Website and app data records
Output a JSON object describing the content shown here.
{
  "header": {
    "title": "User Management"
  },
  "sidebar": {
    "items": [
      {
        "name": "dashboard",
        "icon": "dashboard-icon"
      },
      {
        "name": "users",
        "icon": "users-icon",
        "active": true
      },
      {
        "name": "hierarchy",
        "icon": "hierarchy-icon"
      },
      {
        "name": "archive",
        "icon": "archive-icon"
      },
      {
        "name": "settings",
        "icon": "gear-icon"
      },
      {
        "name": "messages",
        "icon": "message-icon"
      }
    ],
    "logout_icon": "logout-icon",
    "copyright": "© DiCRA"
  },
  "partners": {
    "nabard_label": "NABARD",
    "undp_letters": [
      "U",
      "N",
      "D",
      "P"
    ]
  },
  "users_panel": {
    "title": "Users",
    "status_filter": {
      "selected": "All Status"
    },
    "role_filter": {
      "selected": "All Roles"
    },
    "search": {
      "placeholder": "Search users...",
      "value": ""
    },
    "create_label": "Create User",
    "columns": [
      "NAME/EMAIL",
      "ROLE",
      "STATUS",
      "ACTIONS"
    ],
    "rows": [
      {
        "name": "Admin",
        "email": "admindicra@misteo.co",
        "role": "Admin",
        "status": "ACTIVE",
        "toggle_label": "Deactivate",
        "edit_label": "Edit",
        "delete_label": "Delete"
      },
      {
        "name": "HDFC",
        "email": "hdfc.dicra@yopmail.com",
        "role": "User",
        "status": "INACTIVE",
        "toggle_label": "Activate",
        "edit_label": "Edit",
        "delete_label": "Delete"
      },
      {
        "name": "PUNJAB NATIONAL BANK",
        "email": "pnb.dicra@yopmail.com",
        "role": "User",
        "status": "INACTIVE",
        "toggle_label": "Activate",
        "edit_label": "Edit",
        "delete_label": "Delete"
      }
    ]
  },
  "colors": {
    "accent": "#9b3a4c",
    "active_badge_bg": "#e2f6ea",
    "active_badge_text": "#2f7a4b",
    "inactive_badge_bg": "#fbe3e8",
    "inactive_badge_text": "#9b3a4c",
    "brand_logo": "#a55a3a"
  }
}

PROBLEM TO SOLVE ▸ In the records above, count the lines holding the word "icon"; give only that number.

EXERCISE ANSWER ▸ 7